What you have to do: If "ClaraWell" shows up in a line of the material, return that line.

Source data:
* * * * *
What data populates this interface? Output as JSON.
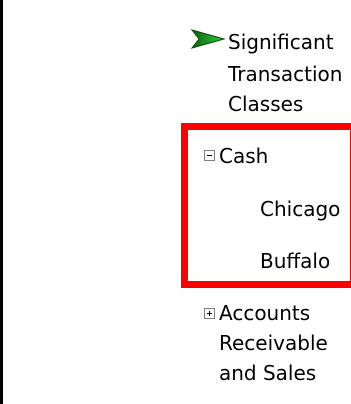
{
  "tree": {
    "significant_transaction_classes": {
      "label_line1": "Significant",
      "label_line2": "Transaction",
      "label_line3": "Classes",
      "icon": "arrow-right-icon",
      "icon_color": "#0a7f12"
    },
    "cash": {
      "toggle": "minus",
      "label": "Cash",
      "children": [
        "Chicago",
        "Buffalo"
      ]
    },
    "accounts_receivable": {
      "toggle": "plus",
      "label_line1": "Accounts",
      "label_line2": "Receivable",
      "label_line3": "and Sales"
    }
  },
  "highlight": {
    "color": "#ff0000"
  }
}
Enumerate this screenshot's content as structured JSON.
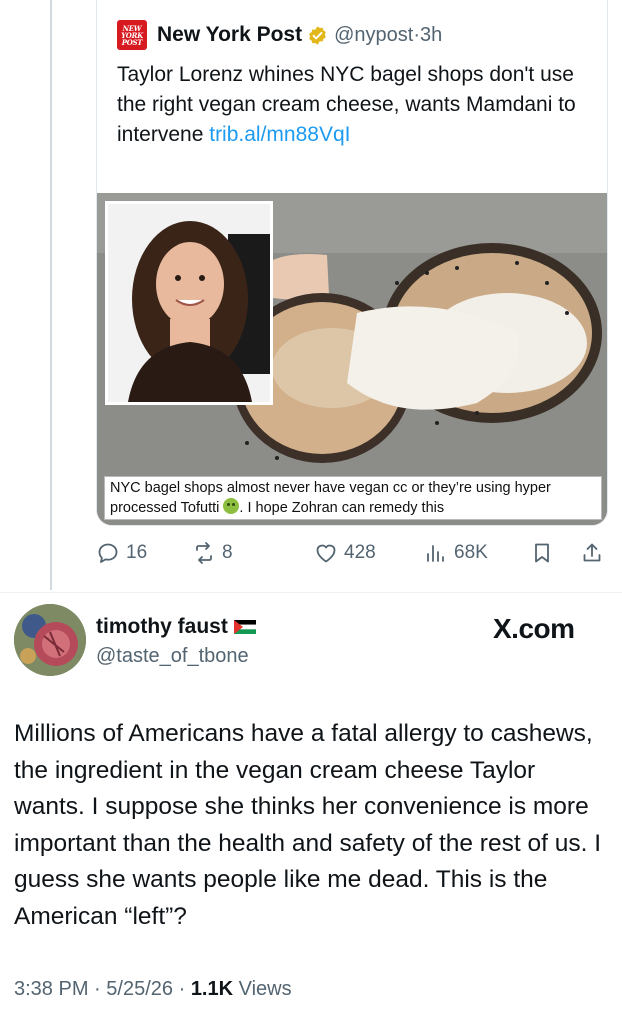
{
  "quoted_tweet": {
    "logo_text": [
      "NEW",
      "YORK",
      "POST"
    ],
    "author_name": "New York Post",
    "handle": "@nypost",
    "separator": "·",
    "time": "3h",
    "text_main": "Taylor Lorenz whines NYC bagel shops don't use the right vegan cream cheese, wants Mamdani to intervene ",
    "text_link": "trib.al/mn88VqI",
    "media_caption_part1": "NYC bagel shops almost never have vegan cc or they’re using hyper processed Tofutti ",
    "media_caption_part2": ". I hope Zohran can remedy this"
  },
  "actions": {
    "replies": "16",
    "reposts": "8",
    "likes": "428",
    "views": "68K"
  },
  "post": {
    "author_name": "timothy faust",
    "handle": "@taste_of_tbone",
    "source_logo": "X.com",
    "body": "Millions of Americans have a fatal allergy to cashews, the ingredient in the vegan cream cheese Taylor wants. I suppose she thinks her convenience is more important than the health and safety of the rest of us. I guess she wants people like me dead. This is the American “left”?",
    "time": "3:38 PM",
    "date": "5/25/26",
    "separator": "·",
    "views_count": "1.1K",
    "views_label": "Views"
  },
  "colors": {
    "link": "#1d9bf0",
    "muted": "#536471",
    "text": "#0f1419",
    "nypost_red": "#d71920",
    "verified_gold": "#e2b719"
  },
  "icons": [
    "reply-icon",
    "repost-icon",
    "like-icon",
    "views-icon",
    "bookmark-icon",
    "share-icon",
    "verified-badge-icon",
    "palestine-flag-icon"
  ]
}
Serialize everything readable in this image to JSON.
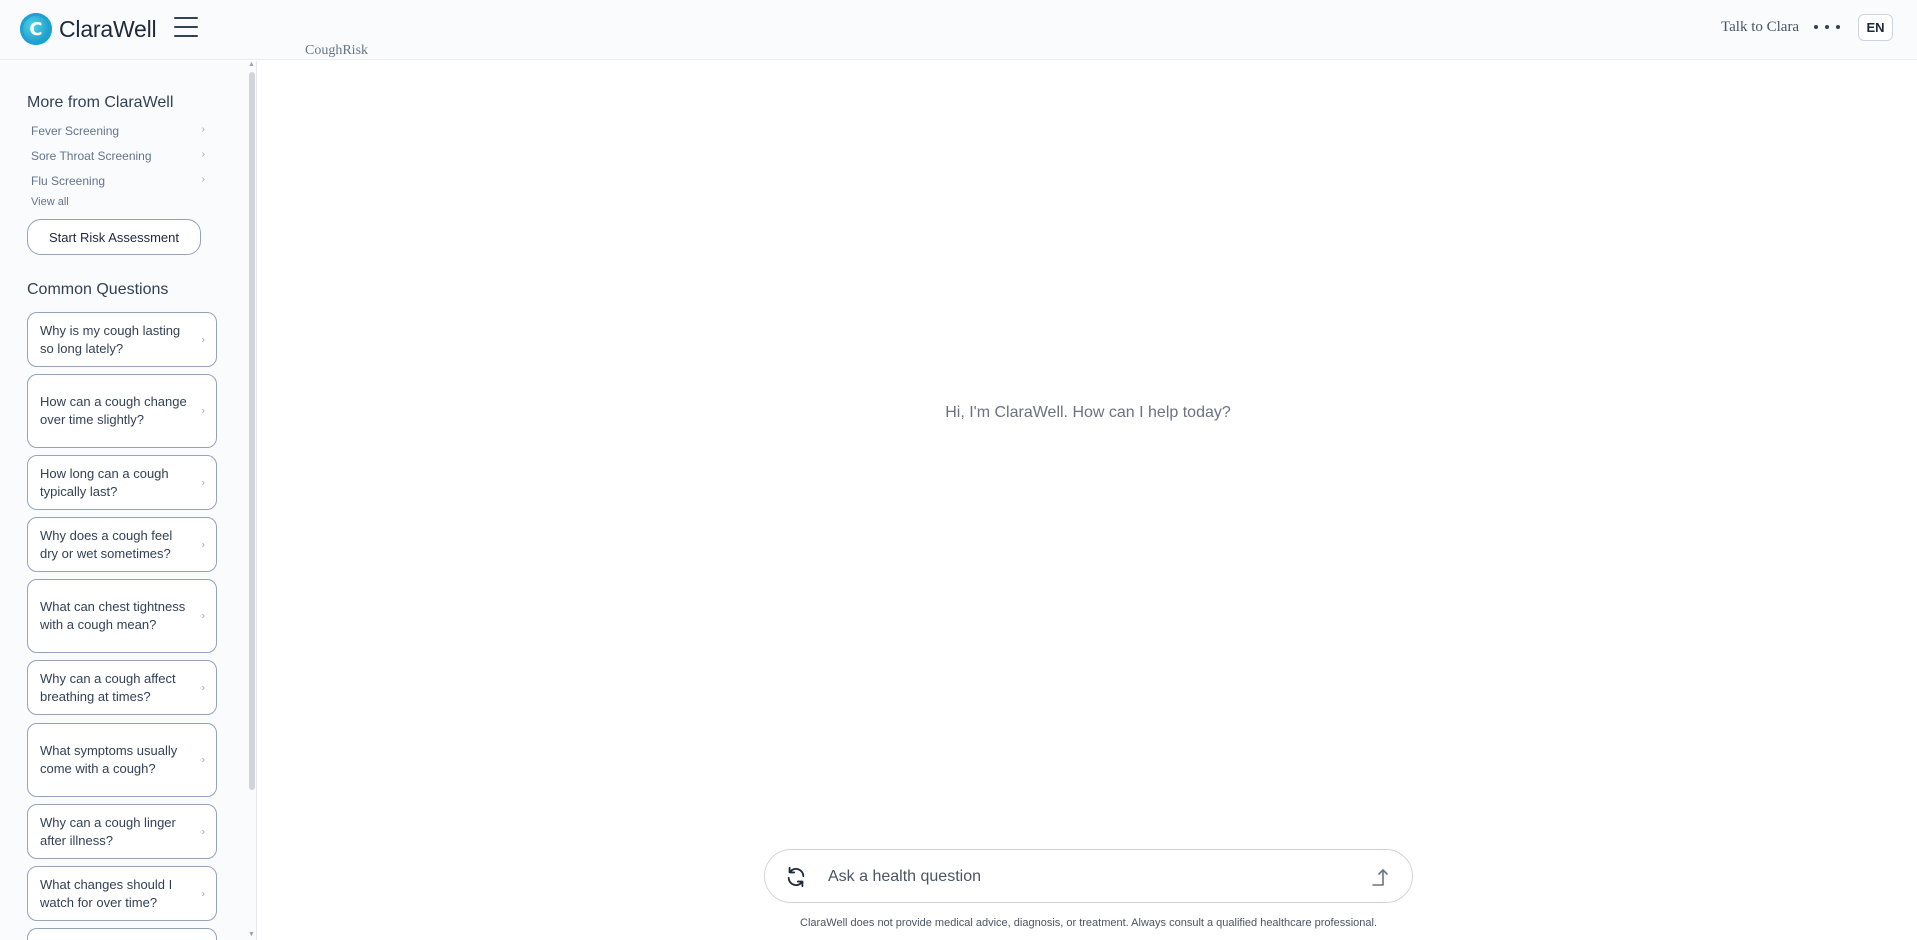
{
  "header": {
    "brand": "ClaraWell",
    "logo_letter": "C",
    "breadcrumb": "CoughRisk",
    "talk_label": "Talk to Clara",
    "lang_label": "EN"
  },
  "sidebar": {
    "more_title": "More from ClaraWell",
    "more_items": [
      {
        "label": "Fever Screening"
      },
      {
        "label": "Sore Throat Screening"
      },
      {
        "label": "Flu Screening"
      }
    ],
    "view_all": "View all",
    "start_button": "Start Risk Assessment",
    "questions_title": "Common Questions",
    "questions": [
      {
        "text": "Why is my cough lasting so long lately?"
      },
      {
        "text": "How can a cough change over time slightly?"
      },
      {
        "text": "How long can a cough typically last?"
      },
      {
        "text": "Why does a cough feel dry or wet sometimes?"
      },
      {
        "text": "What can chest tightness with a cough mean?"
      },
      {
        "text": "Why can a cough affect breathing at times?"
      },
      {
        "text": "What symptoms usually come with a cough?"
      },
      {
        "text": "Why can a cough linger after illness?"
      },
      {
        "text": "What changes should I watch for over time?"
      }
    ]
  },
  "main": {
    "greeting": "Hi, I'm ClaraWell. How can I help today?",
    "input_placeholder": "Ask a health question",
    "disclaimer": "ClaraWell does not provide medical advice, diagnosis, or treatment. Always consult a qualified healthcare professional."
  },
  "colors": {
    "brand_cyan": "#1aa3d4",
    "border": "#94a3b8",
    "text": "#334155"
  },
  "icons": {
    "menu": "hamburger-menu-icon",
    "more": "more-dots-icon",
    "refresh": "refresh-icon",
    "send": "send-arrow-icon",
    "chevron": "chevron-right-icon"
  }
}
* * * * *
Exercise output:
    "brand": "ClaraWell",
    "more_title": "More from ClaraWell",
    "greeting": "Hi, I'm ClaraWell. How can I help today?",
    "disclaimer": "ClaraWell does not provide medical advice, diagnosis, or treatment. Always consult a qualified healthcare professional."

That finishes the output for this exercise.